What we have to remember is that there is not, as I've said so many times, there isn't this vast, worldwide data protection police force that is going to be there on the 25th of May making sure that all of this is absolutely buttoned out. I think if you are working towards compliance and you're taking sensible safeguards with regard to ... Particularly with the security of the data, and you've vetted your suppliers, and they have the appropriate technical and organizational measures in place to protect that data, then you shouldn't necessarily lose sleep at night. I completely agree. As did the lady at the ICO who I just talked to, it's a far from ideal situation. To a great extent, of course, we are playing catch up. One of the options is that I didn't actually mean is standard ... So in terms of the safeguards. You've got the safeguards and then you've got the derogations. One of the safeguards is ... I'm sorry, examples of safeguards, binding corporate rules, standard contractual clauses, the approved code of conduct that doesn't exist yet, approved certification mechanisms that don't exist yet. I mentioned all that before.
The one thing I didn't mention is standard data protection clauses adopted by a supervisory authority and approved by the commission. She also actually mentioned, she didn't mention the bit approved by the commission, but she said she had some notes somewhere that said that you could have your own contract as approved by the ICO. But then she was saying but we haven't got any guidance as to how that process would work, she said certainly if anyone ... They haven't had one person apply for that and they just wouldn't know what to do if somebody did. So, you know, it's all very unsatisfactory really. But there you go.

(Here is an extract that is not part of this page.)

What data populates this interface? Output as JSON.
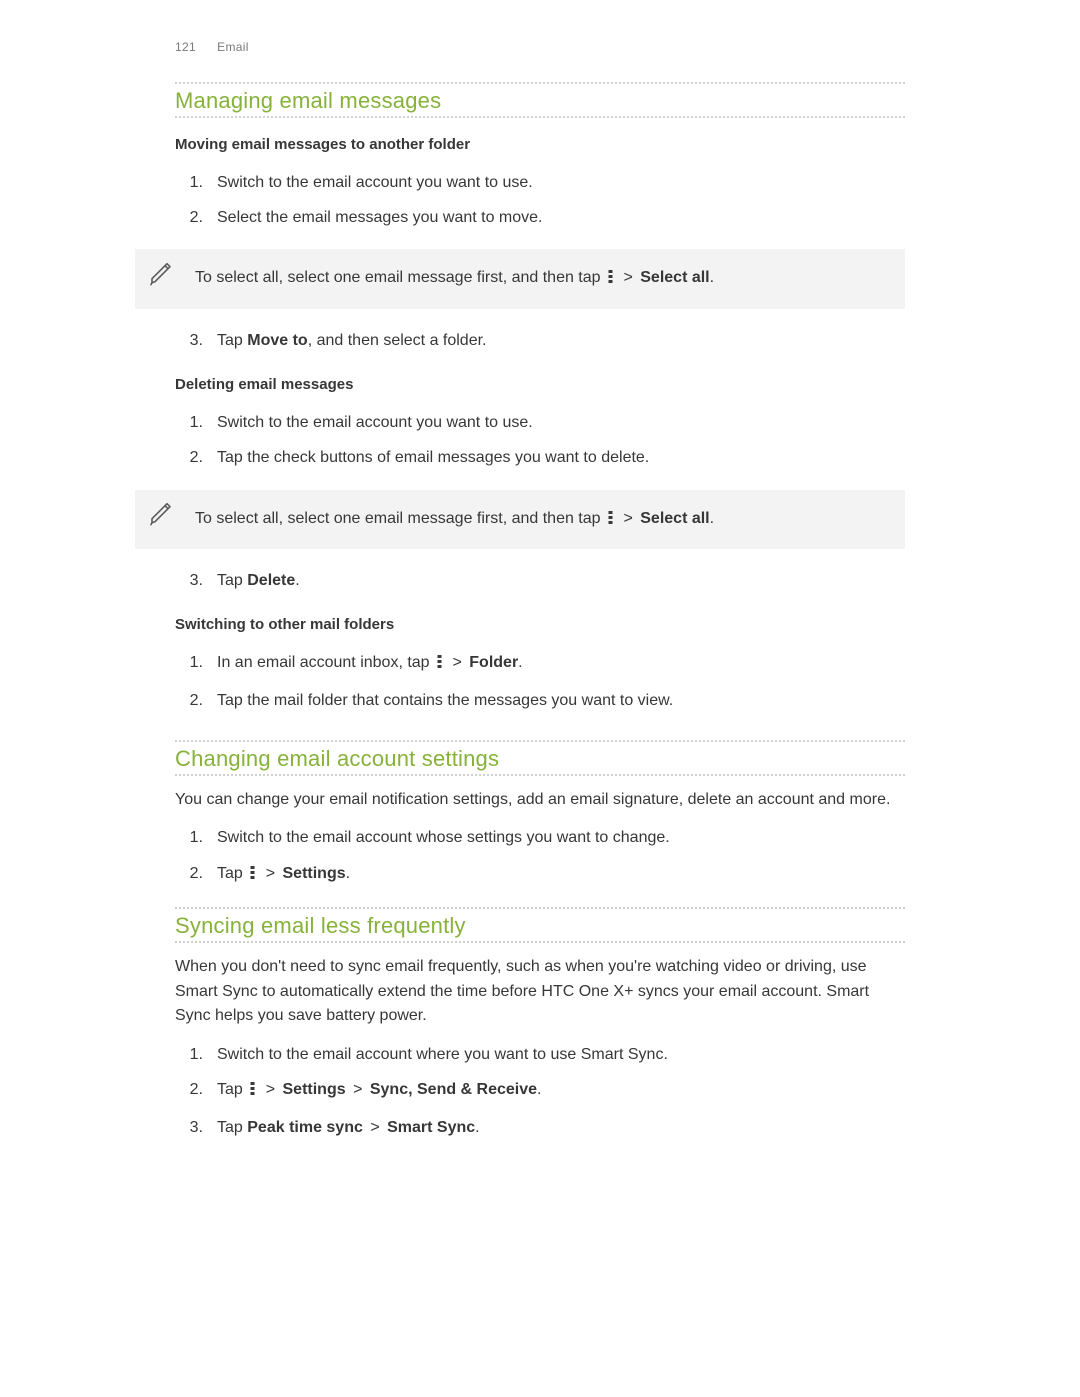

This is an advanced video, okay. For those of you who have watched this far and you haven't been following the conversation about processes and international data transfers, I'm sure this will have gone way above your head. But I just wanted to feedback my discussion with the ICO, and also make that point that I did at the start about the fact that an international data transfer is an organization to organization and not data subject to an organization. So yes, I enjoy the conversation, but like I said ... I don't really ever feel like you get to a satisfactory outcome. The only comfort I can give, I'll say, is that even if you're not doing everything exactly in accordance with what the GDPR says, you're probably going to be fine. Don't say I said that though. All right, I'll see you tomorrow.